Due to the impact of the latest wave of COVID-19, KResearch projects that the Thai economy will grow at a slow rate of only 1.8 percent in 2021, against our prior estimate of 2.6 percent. We are of the view that the current COVID-19 pandemic in the country is much worse than the previous one. Additionally, despite less stringent containment measures, increased concern over the domestic COVID-19 situation has prompted consumers to adjust their behavior, and dampened their confidence, resulting in lower household consumption than our previous estimate. However, our new economic forecast takes into account positive factors, including better-than-expected export growth as the global economy has bounced back faster than anticipated, and the Thai government's ongoing economic stimulus measures, such as the cash handout 'Rao Chana' ('We Win') and 'We Love Each Other' programs. Looking ahead, we are of the view that the public sector will steadily implement new stimulus measures under the THB1 trillion emergency decree loan as there is a leftover of roughly THB240 billion along with the THB130 billion from the mid-year budget under the fiscal 2021 budget. Meanwhile, in the face of the latest wave of COVID-19, it is expected that the number of international tourist arrivals in Thailand will be lower than the 2 million projected previously.
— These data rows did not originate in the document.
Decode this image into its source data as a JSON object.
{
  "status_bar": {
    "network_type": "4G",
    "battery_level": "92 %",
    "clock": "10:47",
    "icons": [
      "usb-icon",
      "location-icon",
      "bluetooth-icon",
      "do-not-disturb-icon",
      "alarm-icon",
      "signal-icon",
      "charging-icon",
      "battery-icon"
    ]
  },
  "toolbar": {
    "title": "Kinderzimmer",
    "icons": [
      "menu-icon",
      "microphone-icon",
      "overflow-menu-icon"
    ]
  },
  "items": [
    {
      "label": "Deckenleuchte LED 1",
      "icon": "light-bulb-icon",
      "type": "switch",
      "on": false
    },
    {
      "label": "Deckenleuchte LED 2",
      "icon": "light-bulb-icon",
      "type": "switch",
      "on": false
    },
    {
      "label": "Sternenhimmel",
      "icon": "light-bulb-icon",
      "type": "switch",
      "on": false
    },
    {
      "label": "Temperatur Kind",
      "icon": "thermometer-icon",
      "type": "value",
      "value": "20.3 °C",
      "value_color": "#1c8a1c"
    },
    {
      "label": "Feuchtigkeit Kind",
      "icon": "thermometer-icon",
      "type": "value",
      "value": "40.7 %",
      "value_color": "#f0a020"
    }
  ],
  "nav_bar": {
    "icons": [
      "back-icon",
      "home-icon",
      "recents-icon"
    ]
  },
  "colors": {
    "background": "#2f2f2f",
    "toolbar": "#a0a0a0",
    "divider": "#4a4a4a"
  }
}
An important factor that may turn the situation around is the accelerated rollout of COVID-19 vaccines. If delayed, it is likely that the pandemic will persist, and there might be another wave of COVID-19, thus hurting confidence of international tourists. Given this, optimism for the recovery in Thai tourism as an economic driver looks grim. If the COVD-19 pandemic worsens or persists into 3Q21, KResearch expects that Thailand's 2021 GDP will not grow from that reported in 2020. Moreover, the COVID-19 containment measures and broad-based vaccination drive within the Thai public health system are seen as having certain limitations. There might be a disruption in the public health system if the number of daily infections continues to surge over 1,000 cases over the coming months, resulting in incalculable hidden costs in the Thai economy. It has become apparent that many hospitals are experiencing shortages of beds and medical equipment such as ventilators. Amid the rising cost of living, normal patients have not been able to gain access to the public health system as before and this may indirectly undermine the efficiency of the workforce. Therefore, losses that may occur could be greater than the shortfalls in consumption and tourism receipts.